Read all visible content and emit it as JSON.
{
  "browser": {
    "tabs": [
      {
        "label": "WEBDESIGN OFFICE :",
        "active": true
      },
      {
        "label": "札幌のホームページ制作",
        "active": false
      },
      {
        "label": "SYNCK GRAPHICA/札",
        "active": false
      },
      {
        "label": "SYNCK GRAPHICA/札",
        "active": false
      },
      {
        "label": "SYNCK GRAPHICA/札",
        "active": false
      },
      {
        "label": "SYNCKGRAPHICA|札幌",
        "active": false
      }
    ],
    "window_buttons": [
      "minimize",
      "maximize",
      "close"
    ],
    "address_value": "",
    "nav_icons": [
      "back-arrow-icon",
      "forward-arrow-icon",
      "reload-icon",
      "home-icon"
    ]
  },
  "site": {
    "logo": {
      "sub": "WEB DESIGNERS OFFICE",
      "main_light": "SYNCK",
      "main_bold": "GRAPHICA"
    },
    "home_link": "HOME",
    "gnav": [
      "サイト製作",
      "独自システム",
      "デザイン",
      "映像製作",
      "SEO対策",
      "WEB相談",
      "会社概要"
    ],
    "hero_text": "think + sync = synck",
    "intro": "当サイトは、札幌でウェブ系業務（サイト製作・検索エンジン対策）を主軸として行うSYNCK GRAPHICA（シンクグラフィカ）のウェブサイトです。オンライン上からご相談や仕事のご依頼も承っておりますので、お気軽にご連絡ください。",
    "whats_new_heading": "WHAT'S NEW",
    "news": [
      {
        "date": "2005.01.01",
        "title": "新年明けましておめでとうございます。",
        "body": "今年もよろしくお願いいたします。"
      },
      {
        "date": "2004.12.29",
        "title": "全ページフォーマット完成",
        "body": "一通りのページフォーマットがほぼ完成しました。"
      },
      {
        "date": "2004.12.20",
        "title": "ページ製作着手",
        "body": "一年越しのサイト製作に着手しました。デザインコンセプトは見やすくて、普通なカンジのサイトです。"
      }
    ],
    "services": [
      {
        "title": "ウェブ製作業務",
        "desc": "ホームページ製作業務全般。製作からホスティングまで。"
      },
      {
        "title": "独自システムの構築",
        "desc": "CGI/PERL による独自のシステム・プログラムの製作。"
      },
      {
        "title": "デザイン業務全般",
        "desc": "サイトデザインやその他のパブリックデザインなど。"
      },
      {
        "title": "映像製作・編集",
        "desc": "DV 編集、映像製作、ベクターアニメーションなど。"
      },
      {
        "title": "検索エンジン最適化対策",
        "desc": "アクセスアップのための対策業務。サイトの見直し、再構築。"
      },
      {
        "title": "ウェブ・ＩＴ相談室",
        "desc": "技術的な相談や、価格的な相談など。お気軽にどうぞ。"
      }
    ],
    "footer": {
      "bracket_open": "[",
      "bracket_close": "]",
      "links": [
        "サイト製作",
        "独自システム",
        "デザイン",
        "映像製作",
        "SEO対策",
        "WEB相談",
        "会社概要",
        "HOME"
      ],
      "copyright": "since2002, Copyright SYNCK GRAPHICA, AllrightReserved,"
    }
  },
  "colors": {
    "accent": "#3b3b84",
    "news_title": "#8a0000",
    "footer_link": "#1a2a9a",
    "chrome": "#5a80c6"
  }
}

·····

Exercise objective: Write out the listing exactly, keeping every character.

Answer to the problem:
Read all visible content and emit it as JSON.
{
  "browser": {
    "tabs": [
      {
        "label": "WEBDESIGN OFFICE :",
        "active": true
      },
      {
        "label": "札幌のホームページ制作",
        "active": false
      },
      {
        "label": "SYNCK GRAPHICA/札",
        "active": false
      },
      {
        "label": "SYNCK GRAPHICA/札",
        "active": false
      },
      {
        "label": "SYNCK GRAPHICA/札",
        "active": false
      },
      {
        "label": "SYNCKGRAPHICA|札幌",
        "active": false
      }
    ],
    "window_buttons": [
      "minimize",
      "maximize",
      "close"
    ],
    "address_value": "",
    "nav_icons": [
      "back-arrow-icon",
      "forward-arrow-icon",
      "reload-icon",
      "home-icon"
    ]
  },
  "site": {
    "logo": {
      "sub": "WEB DESIGNERS OFFICE",
      "main_light": "SYNCK",
      "main_bold": "GRAPHICA"
    },
    "home_link": "HOME",
    "gnav": [
      "サイト製作",
      "独自システム",
      "デザイン",
      "映像製作",
      "SEO対策",
      "WEB相談",
      "会社概要"
    ],
    "hero_text": "think + sync = synck",
    "intro": "当サイトは、札幌でウェブ系業務（サイト製作・検索エンジン対策）を主軸として行うSYNCK GRAPHICA（シンクグラフィカ）のウェブサイトです。オンライン上からご相談や仕事のご依頼も承っておりますので、お気軽にご連絡ください。",
    "whats_new_heading": "WHAT'S NEW",
    "news": [
      {
        "date": "2005.01.01",
        "title": "新年明けましておめでとうございます。",
        "body": "今年もよろしくお願いいたします。"
      },
      {
        "date": "2004.12.29",
        "title": "全ページフォーマット完成",
        "body": "一通りのページフォーマットがほぼ完成しました。"
      },
      {
        "date": "2004.12.20",
        "title": "ページ製作着手",
        "body": "一年越しのサイト製作に着手しました。デザインコンセプトは見やすくて、普通なカンジのサイトです。"
      }
    ],
    "services": [
      {
        "title": "ウェブ製作業務",
        "desc": "ホームページ製作業務全般。製作からホスティングまで。"
      },
      {
        "title": "独自システムの構築",
        "desc": "CGI/PERL による独自のシステム・プログラムの製作。"
      },
      {
        "title": "デザイン業務全般",
        "desc": "サイトデザインやその他のパブリックデザインなど。"
      },
      {
        "title": "映像製作・編集",
        "desc": "DV 編集、映像製作、ベクターアニメーションなど。"
      },
      {
        "title": "検索エンジン最適化対策",
        "desc": "アクセスアップのための対策業務。サイトの見直し、再構築。"
      },
      {
        "title": "ウェブ・ＩＴ相談室",
        "desc": "技術的な相談や、価格的な相談など。お気軽にどうぞ。"
      }
    ],
    "footer": {
      "bracket_open": "[",
      "bracket_close": "]",
      "links": [
        "サイト製作",
        "独自システム",
        "デザイン",
        "映像製作",
        "SEO対策",
        "WEB相談",
        "会社概要",
        "HOME"
      ],
      "copyright": "since2002, Copyright SYNCK GRAPHICA, AllrightReserved,"
    }
  },
  "colors": {
    "accent": "#3b3b84",
    "news_title": "#8a0000",
    "footer_link": "#1a2a9a",
    "chrome": "#5a80c6"
  }
}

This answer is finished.